Speakerphone calls proved especially audible on both ends. While the unit looks somewhat large when touching your head as a standard headset, and we preferred either of its other audio options, it sounds good and works well in that configuration. Some users reported a small buzz in the wired audio, but certainly not a worse one than in the other phones we’ve tried.
Additionally, Danger now sells digitized audio ringtones that come from a largely Sony Music library of past and present hits. While they sound pretty good – not great – they’re expensive at $1.99 a pop, which is especially exorbinent considering that most online music download services (including Sony’s) give you full versions of the songs in a much higher quality rather than mere 30-second snippets.
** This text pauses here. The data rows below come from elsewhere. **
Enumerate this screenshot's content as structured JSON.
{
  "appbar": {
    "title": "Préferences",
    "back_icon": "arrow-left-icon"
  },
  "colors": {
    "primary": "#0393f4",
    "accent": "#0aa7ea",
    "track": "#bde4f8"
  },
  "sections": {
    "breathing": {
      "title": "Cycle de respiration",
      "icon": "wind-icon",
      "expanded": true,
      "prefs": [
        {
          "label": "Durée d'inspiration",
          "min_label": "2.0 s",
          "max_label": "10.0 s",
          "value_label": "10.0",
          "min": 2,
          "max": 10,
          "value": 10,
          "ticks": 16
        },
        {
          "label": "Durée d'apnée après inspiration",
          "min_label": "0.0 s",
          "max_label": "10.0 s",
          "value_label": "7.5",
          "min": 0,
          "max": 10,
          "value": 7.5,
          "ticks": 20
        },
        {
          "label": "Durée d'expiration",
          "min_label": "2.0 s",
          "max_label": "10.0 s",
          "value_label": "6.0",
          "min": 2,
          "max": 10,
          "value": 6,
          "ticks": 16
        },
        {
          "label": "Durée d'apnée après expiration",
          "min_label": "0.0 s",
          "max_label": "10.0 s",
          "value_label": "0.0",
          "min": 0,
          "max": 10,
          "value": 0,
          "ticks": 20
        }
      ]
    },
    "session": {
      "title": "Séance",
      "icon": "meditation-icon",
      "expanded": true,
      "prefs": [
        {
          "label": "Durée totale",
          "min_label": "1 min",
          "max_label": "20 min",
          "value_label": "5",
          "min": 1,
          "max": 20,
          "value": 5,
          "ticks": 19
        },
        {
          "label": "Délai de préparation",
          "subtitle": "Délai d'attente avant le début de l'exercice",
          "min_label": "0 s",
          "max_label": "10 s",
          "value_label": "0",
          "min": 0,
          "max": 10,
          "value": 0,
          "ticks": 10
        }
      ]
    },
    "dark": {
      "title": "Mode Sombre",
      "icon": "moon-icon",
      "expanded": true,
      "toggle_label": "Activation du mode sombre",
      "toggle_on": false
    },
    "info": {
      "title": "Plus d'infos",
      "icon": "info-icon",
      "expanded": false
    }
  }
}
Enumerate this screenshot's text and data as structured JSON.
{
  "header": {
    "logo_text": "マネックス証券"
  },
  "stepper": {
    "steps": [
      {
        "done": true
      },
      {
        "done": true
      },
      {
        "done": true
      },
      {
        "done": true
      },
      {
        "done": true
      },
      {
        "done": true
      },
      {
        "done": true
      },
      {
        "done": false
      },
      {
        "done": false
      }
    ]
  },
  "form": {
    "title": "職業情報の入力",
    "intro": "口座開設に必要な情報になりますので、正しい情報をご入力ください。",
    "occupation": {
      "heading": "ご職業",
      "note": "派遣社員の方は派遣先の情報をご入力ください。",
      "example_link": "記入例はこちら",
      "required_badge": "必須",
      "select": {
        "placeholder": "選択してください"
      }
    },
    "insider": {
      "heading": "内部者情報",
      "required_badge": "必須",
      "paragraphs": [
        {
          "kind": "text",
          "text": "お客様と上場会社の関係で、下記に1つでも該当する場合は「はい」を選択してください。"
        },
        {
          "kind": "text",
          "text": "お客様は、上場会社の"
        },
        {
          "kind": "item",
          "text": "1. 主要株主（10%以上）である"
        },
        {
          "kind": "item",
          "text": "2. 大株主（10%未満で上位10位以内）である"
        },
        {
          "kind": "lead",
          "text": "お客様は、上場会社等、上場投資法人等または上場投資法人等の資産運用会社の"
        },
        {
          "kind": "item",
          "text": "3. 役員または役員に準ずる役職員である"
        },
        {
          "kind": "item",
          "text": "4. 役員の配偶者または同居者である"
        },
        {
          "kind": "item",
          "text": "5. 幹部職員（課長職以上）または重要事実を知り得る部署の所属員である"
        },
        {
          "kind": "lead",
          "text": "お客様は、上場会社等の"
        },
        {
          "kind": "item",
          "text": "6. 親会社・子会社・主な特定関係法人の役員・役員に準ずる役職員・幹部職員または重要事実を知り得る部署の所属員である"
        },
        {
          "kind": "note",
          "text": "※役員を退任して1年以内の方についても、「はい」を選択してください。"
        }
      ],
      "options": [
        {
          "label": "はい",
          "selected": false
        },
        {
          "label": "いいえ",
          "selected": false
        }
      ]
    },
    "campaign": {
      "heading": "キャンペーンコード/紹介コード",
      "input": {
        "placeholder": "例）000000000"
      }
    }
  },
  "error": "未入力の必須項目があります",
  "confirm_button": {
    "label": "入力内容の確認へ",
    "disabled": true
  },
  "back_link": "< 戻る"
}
Danger will also be selling access to Pumatech’s Intellisync, a tool that permits PC users to easily transfer their Microsoft Outlook address books, tasks and to do lists back and forth from the Sidekick II. Limited free one-way transfers of address book data to the Sidekick via a World Wide Web interface also remain an option. We found the data transfers to be relatively effortless, and our test Sidekick II displayed all of the information correctly.
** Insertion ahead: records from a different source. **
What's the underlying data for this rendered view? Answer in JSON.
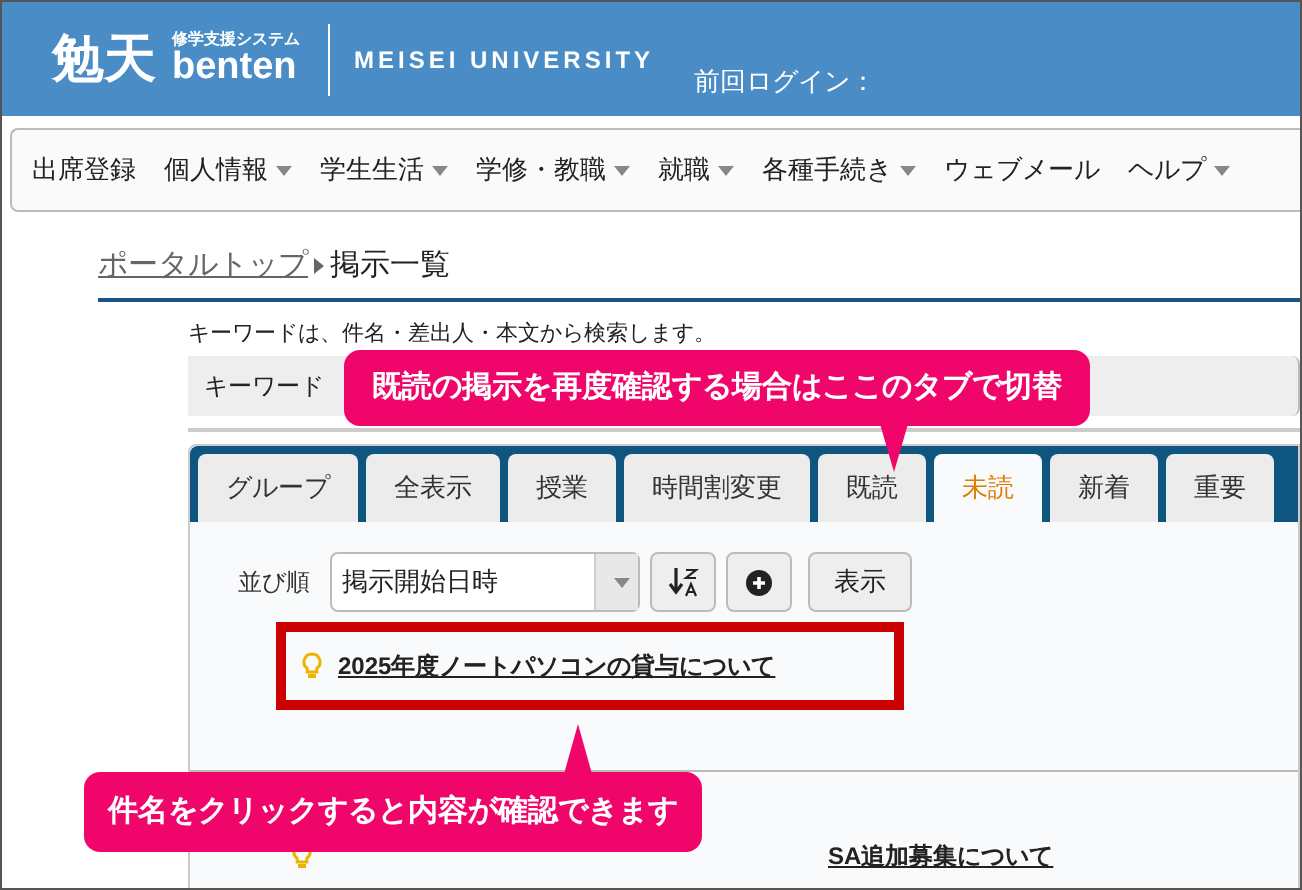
{
  "header": {
    "logo_kanji": "勉天",
    "logo_tagline": "修学支援システム",
    "logo_name": "benten",
    "university": "MEISEI UNIVERSITY",
    "last_login": "前回ログイン："
  },
  "nav": [
    {
      "label": "出席登録",
      "dropdown": false
    },
    {
      "label": "個人情報",
      "dropdown": true
    },
    {
      "label": "学生生活",
      "dropdown": true
    },
    {
      "label": "学修・教職",
      "dropdown": true
    },
    {
      "label": "就職",
      "dropdown": true
    },
    {
      "label": "各種手続き",
      "dropdown": true
    },
    {
      "label": "ウェブメール",
      "dropdown": false
    },
    {
      "label": "ヘルプ",
      "dropdown": true
    }
  ],
  "breadcrumb": {
    "link": "ポータルトップ",
    "current": "掲示一覧"
  },
  "search": {
    "hint": "キーワードは、件名・差出人・本文から検索します。",
    "label": "キーワード"
  },
  "tabs": [
    {
      "label": "グループ",
      "selected": false
    },
    {
      "label": "全表示",
      "selected": false
    },
    {
      "label": "授業",
      "selected": false
    },
    {
      "label": "時間割変更",
      "selected": false
    },
    {
      "label": "既読",
      "selected": false
    },
    {
      "label": "未読",
      "selected": true
    },
    {
      "label": "新着",
      "selected": false
    },
    {
      "label": "重要",
      "selected": false
    }
  ],
  "sort": {
    "label": "並び順",
    "value": "掲示開始日時",
    "show_button": "表示"
  },
  "notices": [
    {
      "title": "2025年度ノートパソコンの貸与について",
      "highlighted": true
    },
    {
      "title": "SA追加募集について",
      "highlighted": false
    }
  ],
  "callouts": [
    {
      "text": "既読の掲示を再度確認する場合はここのタブで切替",
      "kind": "tabs"
    },
    {
      "text": "件名をクリックすると内容が確認できます",
      "kind": "notice"
    }
  ]
}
Finally, users can easily link digital photographs to the address book entries. It’s a neat feature that’s becoming increasingly common on other GSM camera phones, and it works well here, as well.
As a Web Browser and Instant Messenger
The Sidekick II is relatively unchanged from the earlier Sidekicks in web browsing ability: they take several minutes to load graphics-heavy pages, and are considerably faster when operating in text-only mode. Some users have reported web outages lasting hours or days, but we did not experience this, perhaps because we were on a test account. Each is more a limitation of the data services provided by T-Mobile than a limitation of the Danger hardware, but these are factors hard core webbies will mind the most.
Danger’s only major web-related design limitations are the Sidekick II’s limited ability to display audiovisual data and web pages using newer coding standards. It’s not – at least currently – a real movie or audio player, and you shouldn’t expect to play such content on the device’s screen. That said, we had no issues with 95% of the web pages we visited, though the graphics are automatically rearranged in a somewhat less attractive way for the Sidekick II’s smaller screen.
AOL instant messaging was relatively easy to master within the first 30 minutes of use. Again, the Sidekick II’s only limitation in this regard is the screen – you can see one conversation at a time, with a second one-line preview window that appears in the screen’s upper right corner when messages come through. This same preview window also conveniently appears when you’re using other applications, such as the web browser, permitting you to use several of the device’s features together. Only the use of the GSM phone interrupts your ability to receive web and instant message updates, though you can still access all of the applications while you’re making phone calls.
The Sidekick II’s other features are each solid. Notetaking and organization of stored notes is easy, as is use of the Calendar. Game and other application downloads are very easy – though sometimes a bit pricey considering what you get, mostly in the games. We tried downloading Danger’s RowBot ($4.99), a Tetris-ish jewel matching game that was a little bit hard to control despite its simple premise, and playing the device’s packed-in Asteroids clone Rock and Rocket. The games were okay, but not the best we’ve seen on even phone devices.